%%
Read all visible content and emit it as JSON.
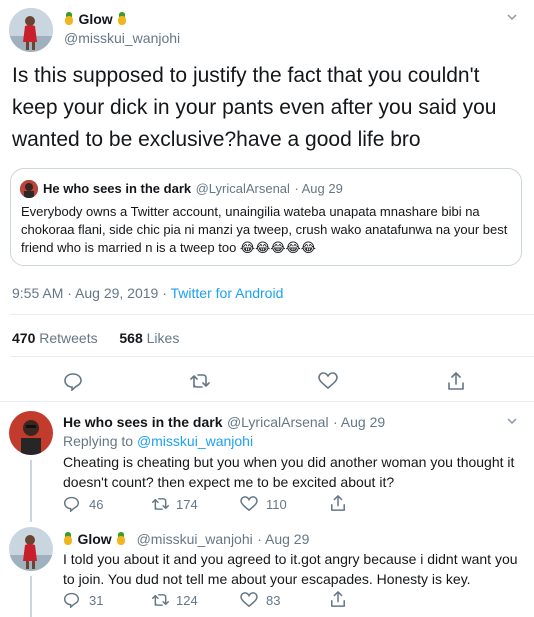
{
  "main_tweet": {
    "author_name": "Glow",
    "author_handle": "@misskui_wanjohi",
    "text": "Is this supposed to justify the fact that you couldn't keep your dick in your pants even after you said you wanted to be exclusive?have a good life bro",
    "quoted": {
      "author_name": "He who sees in the dark",
      "author_handle": "@LyricalArsenal",
      "date": "· Aug 29",
      "text": "Everybody owns a Twitter account, unaingilia wateba unapata mnashare bibi na chokoraa flani, side chic pia ni manzi ya tweep, crush wako anatafunwa na your best friend who is married n is a tweep too 😂😂😂😂😂"
    },
    "timestamp": "9:55 AM · Aug 29, 2019 · ",
    "client": "Twitter for Android",
    "retweets_count": "470",
    "retweets_label": "Retweets",
    "likes_count": "568",
    "likes_label": "Likes"
  },
  "replies": [
    {
      "author_name": "He who sees in the dark",
      "author_handle": "@LyricalArsenal",
      "date": "· Aug 29",
      "replying_to_label": "Replying to",
      "replying_to_handle": "@misskui_wanjohi",
      "text": "Cheating is cheating but you when you did another woman you thought it doesn't count? then expect me to be excited about it?",
      "replies": "46",
      "retweets": "174",
      "likes": "110"
    },
    {
      "author_name": "Glow",
      "author_handle": "@misskui_wanjohi",
      "date": "· Aug 29",
      "text": "I told you about it and you agreed to it.got angry because i didnt want you to join. You dud not tell me about your escapades. Honesty is key.",
      "replies": "31",
      "retweets": "124",
      "likes": "83"
    }
  ],
  "icons": {
    "more": "chevron-down-icon",
    "reply": "reply-icon",
    "retweet": "retweet-icon",
    "like": "like-icon",
    "share": "share-icon"
  },
  "colors": {
    "link": "#1da1f2",
    "muted": "#657786",
    "text": "#14171a",
    "border": "#e6ecf0"
  }
}
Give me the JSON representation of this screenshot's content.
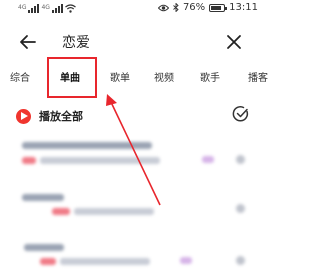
{
  "status_bar": {
    "left_small_a": "4G",
    "left_small_b": "4G",
    "battery_percent": "76%",
    "time": "13:11"
  },
  "search": {
    "query": "恋爱"
  },
  "tabs": [
    {
      "label": "综合",
      "active": false
    },
    {
      "label": "单曲",
      "active": true
    },
    {
      "label": "歌单",
      "active": false
    },
    {
      "label": "视频",
      "active": false
    },
    {
      "label": "歌手",
      "active": false
    },
    {
      "label": "播客",
      "active": false
    }
  ],
  "play_all": {
    "label": "播放全部"
  },
  "colors": {
    "accent": "#e8262d",
    "play_button": "#f0352e"
  },
  "icons": {
    "back": "arrow-left-icon",
    "close": "close-icon",
    "play": "play-circle-icon",
    "multiselect": "checkmark-circle-icon",
    "eye": "eye-icon",
    "wifi": "wifi-icon",
    "signal": "signal-icon",
    "battery": "battery-icon"
  }
}
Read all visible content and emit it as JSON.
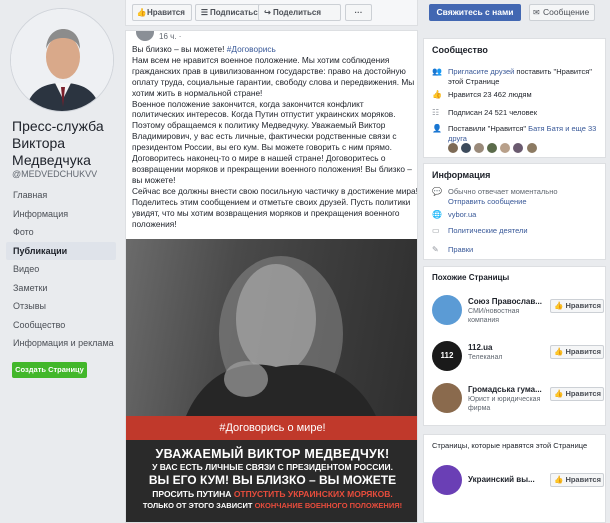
{
  "page": {
    "name": "Пресс-служба Виктора Медведчука",
    "handle": "@MEDVEDCHUKVV"
  },
  "nav": [
    "Главная",
    "Информация",
    "Фото",
    "Публикации",
    "Видео",
    "Заметки",
    "Отзывы",
    "Сообщество",
    "Информация и реклама"
  ],
  "create_page_label": "Создать Страницу",
  "topbar": {
    "like": "Нравится",
    "follow": "Подписаться",
    "share": "Поделиться",
    "more": "···",
    "cta": "Свяжитесь с нами",
    "message": "Сообщение"
  },
  "post": {
    "time": "16 ч. ·",
    "paragraphs": [
      "Вы близко – вы можете!",
      "Нам всем не нравится военное положение. Мы хотим соблюдения гражданских прав в цивилизованном государстве: право на достойную оплату труда, социальные гарантии, свободу слова и передвижения. Мы хотим жить в нормальной стране!",
      "Военное положение закончится, когда закончится конфликт политических интересов. Когда Путин отпустит украинских моряков. Поэтому обращаемся к политику Медведчуку. Уважаемый Виктор Владимирович, у вас есть личные, фактически родственные связи с президентом России, вы его кум. Вы можете говорить с ним прямо. Договоритесь наконец-то о мире в нашей стране! Договоритесь о возвращении моряков и прекращении военного положения! Вы близко – вы можете!",
      "Сейчас все должны внести свою посильную частичку в достижение мира! Поделитесь этим сообщением и отметьте своих друзей. Пусть политики увидят, что мы хотим возвращения моряков и прекращения военного положения!"
    ],
    "hashtag": "#Договорись",
    "image": {
      "banner_red": "#Договорись о мире!",
      "line1": "УВАЖАЕМЫЙ ВИКТОР МЕДВЕДЧУК!",
      "line2": "У ВАС ЕСТЬ ЛИЧНЫЕ СВЯЗИ С ПРЕЗИДЕНТОМ РОССИИ.",
      "line3": "ВЫ ЕГО КУМ! ВЫ БЛИЗКО – ВЫ МОЖЕТЕ",
      "line4_a": "ПРОСИТЬ ПУТИНА ",
      "line4_b": "ОТПУСТИТЬ УКРАИНСКИХ МОРЯКОВ.",
      "line5_a": "ТОЛЬКО ОТ ЭТОГО ЗАВИСИТ ",
      "line5_b": "ОКОНЧАНИЕ ВОЕННОГО ПОЛОЖЕНИЯ!"
    }
  },
  "community": {
    "title": "Сообщество",
    "invite_link": "Пригласите друзей",
    "invite_rest": " поставить \"Нравится\" этой Странице",
    "likes": "Нравится 23 462 людям",
    "follows": "Подписан 24 521 человек",
    "friends_prefix": "Поставили \"Нравится\" ",
    "friends_names": "Батя Батя и еще 33 друга"
  },
  "info": {
    "title": "Информация",
    "response": "Обычно отвечает моментально",
    "send_message": "Отправить сообщение",
    "website": "vybor.ua",
    "category": "Политические деятели",
    "rules": "Правки"
  },
  "similar": {
    "title": "Похожие Страницы",
    "items": [
      {
        "name": "Союз Православ...",
        "category": "СМИ/новостная компания",
        "like": "Нравится"
      },
      {
        "name": "112.ua",
        "category": "Телеканал",
        "like": "Нравится"
      },
      {
        "name": "Громадська гума...",
        "category": "Юрист и юридическая фирма",
        "like": "Нравится"
      }
    ]
  },
  "liked_by_page": {
    "title": "Страницы, которые нравятся этой Странице",
    "items": [
      {
        "name": "Украинский вы...",
        "like": "Нравится"
      }
    ]
  },
  "colors": {
    "brand": "#4267b2",
    "link": "#385898",
    "create_button": "#42b72a",
    "banner_red": "#c0392b"
  }
}
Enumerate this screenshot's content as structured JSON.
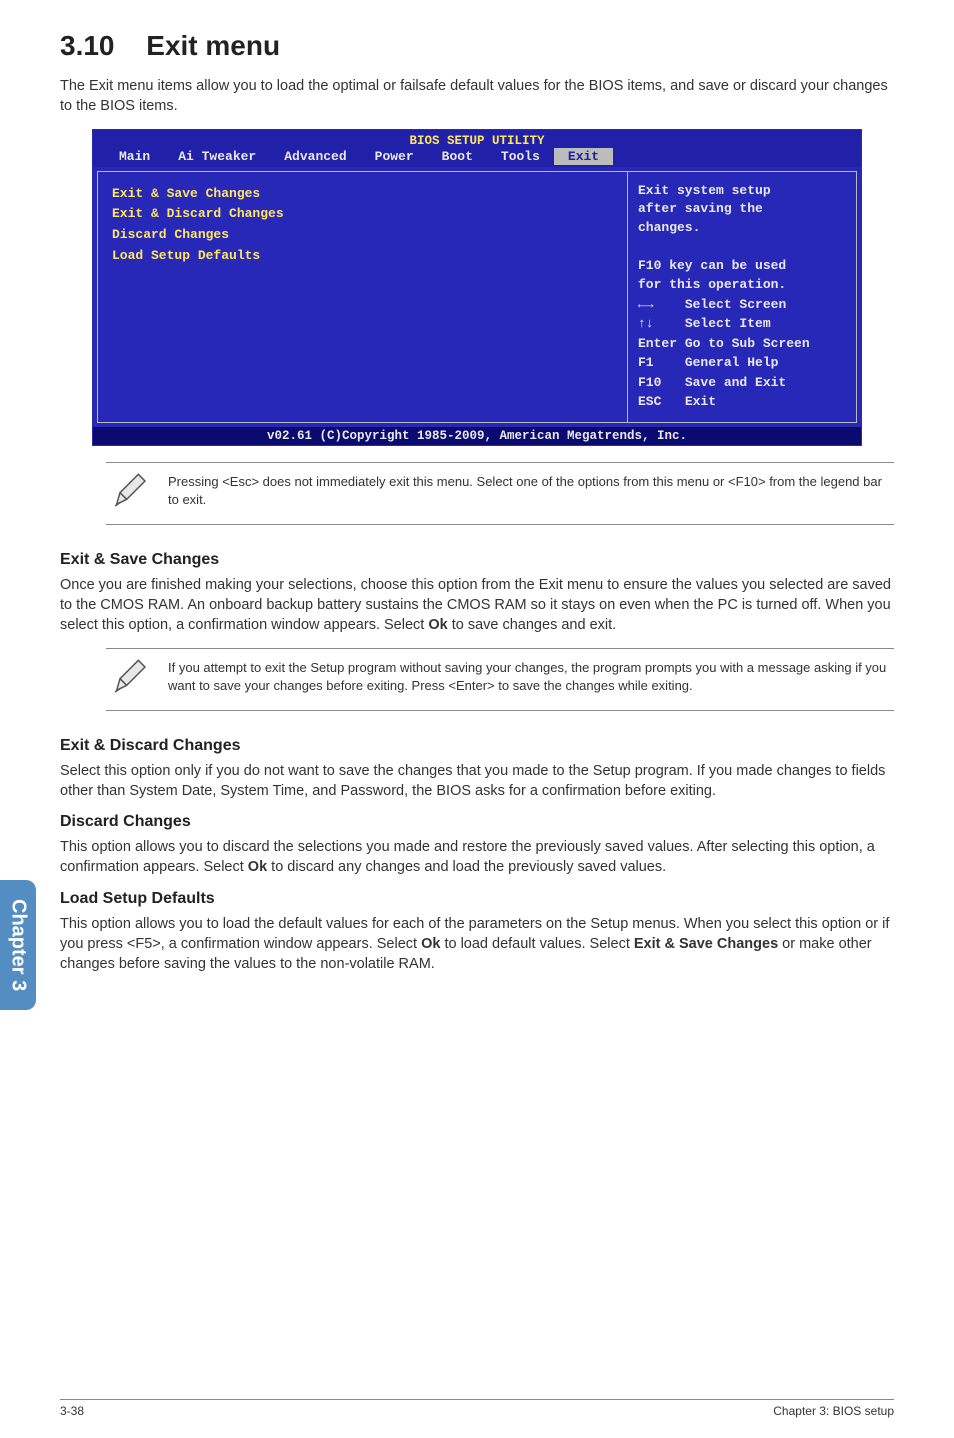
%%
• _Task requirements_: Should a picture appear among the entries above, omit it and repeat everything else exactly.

• _Written answer_:
Read all visible content and emit it as JSON.
{
  "main_tweet": {
    "author_name": "Glow",
    "author_handle": "@misskui_wanjohi",
    "text": "Is this supposed to justify the fact that you couldn't keep your dick in your pants even after you said you wanted to be exclusive?have a good life bro",
    "quoted": {
      "author_name": "He who sees in the dark",
      "author_handle": "@LyricalArsenal",
      "date": "· Aug 29",
      "text": "Everybody owns a Twitter account, unaingilia wateba unapata mnashare bibi na chokoraa flani, side chic pia ni manzi ya tweep, crush wako anatafunwa na your best friend who is married n is a tweep too 😂😂😂😂😂"
    },
    "timestamp": "9:55 AM · Aug 29, 2019 · ",
    "client": "Twitter for Android",
    "retweets_count": "470",
    "retweets_label": "Retweets",
    "likes_count": "568",
    "likes_label": "Likes"
  },
  "replies": [
    {
      "author_name": "He who sees in the dark",
      "author_handle": "@LyricalArsenal",
      "date": "· Aug 29",
      "replying_to_label": "Replying to",
      "replying_to_handle": "@misskui_wanjohi",
      "text": "Cheating is cheating but you when you did another woman you thought it doesn't count? then expect me to be excited about it?",
      "replies": "46",
      "retweets": "174",
      "likes": "110"
    },
    {
      "author_name": "Glow",
      "author_handle": "@misskui_wanjohi",
      "date": "· Aug 29",
      "text": "I told you about it and you agreed to it.got angry because i didnt want you to join. You dud not tell me about your escapades. Honesty is key.",
      "replies": "31",
      "retweets": "124",
      "likes": "83"
    }
  ],
  "icons": {
    "more": "chevron-down-icon",
    "reply": "reply-icon",
    "retweet": "retweet-icon",
    "like": "like-icon",
    "share": "share-icon"
  },
  "colors": {
    "link": "#1da1f2",
    "muted": "#657786",
    "text": "#14171a",
    "border": "#e6ecf0"
  }
}
Give me the JSON representation of this screenshot's content.
{
  "status_bar": {
    "left_small_a": "4G",
    "left_small_b": "4G",
    "battery_percent": "76%",
    "time": "13:11"
  },
  "search": {
    "query": "恋爱"
  },
  "tabs": [
    {
      "label": "综合",
      "active": false
    },
    {
      "label": "单曲",
      "active": true
    },
    {
      "label": "歌单",
      "active": false
    },
    {
      "label": "视频",
      "active": false
    },
    {
      "label": "歌手",
      "active": false
    },
    {
      "label": "播客",
      "active": false
    }
  ],
  "play_all": {
    "label": "播放全部"
  },
  "colors": {
    "accent": "#e8262d",
    "play_button": "#f0352e"
  },
  "icons": {
    "back": "arrow-left-icon",
    "close": "close-icon",
    "play": "play-circle-icon",
    "multiselect": "checkmark-circle-icon",
    "eye": "eye-icon",
    "wifi": "wifi-icon",
    "signal": "signal-icon",
    "battery": "battery-icon"
  }
}
Read all visible content and emit it as JSON.
{
  "page": {
    "name": "Пресс-служба Виктора Медведчука",
    "handle": "@MEDVEDCHUKVV"
  },
  "nav": [
    "Главная",
    "Информация",
    "Фото",
    "Публикации",
    "Видео",
    "Заметки",
    "Отзывы",
    "Сообщество",
    "Информация и реклама"
  ],
  "create_page_label": "Создать Страницу",
  "topbar": {
    "like": "Нравится",
    "follow": "Подписаться",
    "share": "Поделиться",
    "more": "···",
    "cta": "Свяжитесь с нами",
    "message": "Сообщение"
  },
  "post": {
    "time": "16 ч. ·",
    "paragraphs": [
      "Вы близко – вы можете!",
      "Нам всем не нравится военное положение. Мы хотим соблюдения гражданских прав в цивилизованном государстве: право на достойную оплату труда, социальные гарантии, свободу слова и передвижения. Мы хотим жить в нормальной стране!",
      "Военное положение закончится, когда закончится конфликт политических интересов. Когда Путин отпустит украинских моряков. Поэтому обращаемся к политику Медведчуку. Уважаемый Виктор Владимирович, у вас есть личные, фактически родственные связи с президентом России, вы его кум. Вы можете говорить с ним прямо. Договоритесь наконец-то о мире в нашей стране! Договоритесь о возвращении моряков и прекращении военного положения! Вы близко – вы можете!",
      "Сейчас все должны внести свою посильную частичку в достижение мира! Поделитесь этим сообщением и отметьте своих друзей. Пусть политики увидят, что мы хотим возвращения моряков и прекращения военного положения!"
    ],
    "hashtag": "#Договорись",
    "image": {
      "banner_red": "#Договорись о мире!",
      "line1": "УВАЖАЕМЫЙ ВИКТОР МЕДВЕДЧУК!",
      "line2": "У ВАС ЕСТЬ ЛИЧНЫЕ СВЯЗИ С ПРЕЗИДЕНТОМ РОССИИ.",
      "line3": "ВЫ ЕГО КУМ! ВЫ БЛИЗКО – ВЫ МОЖЕТЕ",
      "line4_a": "ПРОСИТЬ ПУТИНА ",
      "line4_b": "ОТПУСТИТЬ УКРАИНСКИХ МОРЯКОВ.",
      "line5_a": "ТОЛЬКО ОТ ЭТОГО ЗАВИСИТ ",
      "line5_b": "ОКОНЧАНИЕ ВОЕННОГО ПОЛОЖЕНИЯ!"
    }
  },
  "community": {
    "title": "Сообщество",
    "invite_link": "Пригласите друзей",
    "invite_rest": " поставить \"Нравится\" этой Странице",
    "likes": "Нравится 23 462 людям",
    "follows": "Подписан 24 521 человек",
    "friends_prefix": "Поставили \"Нравится\" ",
    "friends_names": "Батя Батя и еще 33 друга"
  },
  "info": {
    "title": "Информация",
    "response": "Обычно отвечает моментально",
    "send_message": "Отправить сообщение",
    "website": "vybor.ua",
    "category": "Политические деятели",
    "rules": "Правки"
  },
  "similar": {
    "title": "Похожие Страницы",
    "items": [
      {
        "name": "Союз Православ...",
        "category": "СМИ/новостная компания",
        "like": "Нравится"
      },
      {
        "name": "112.ua",
        "category": "Телеканал",
        "like": "Нравится"
      },
      {
        "name": "Громадська гума...",
        "category": "Юрист и юридическая фирма",
        "like": "Нравится"
      }
    ]
  },
  "liked_by_page": {
    "title": "Страницы, которые нравятся этой Странице",
    "items": [
      {
        "name": "Украинский вы...",
        "like": "Нравится"
      }
    ]
  },
  "colors": {
    "brand": "#4267b2",
    "link": "#385898",
    "create_button": "#42b72a",
    "banner_red": "#c0392b"
  }
}
Enumerate this screenshot's content as structured JSON.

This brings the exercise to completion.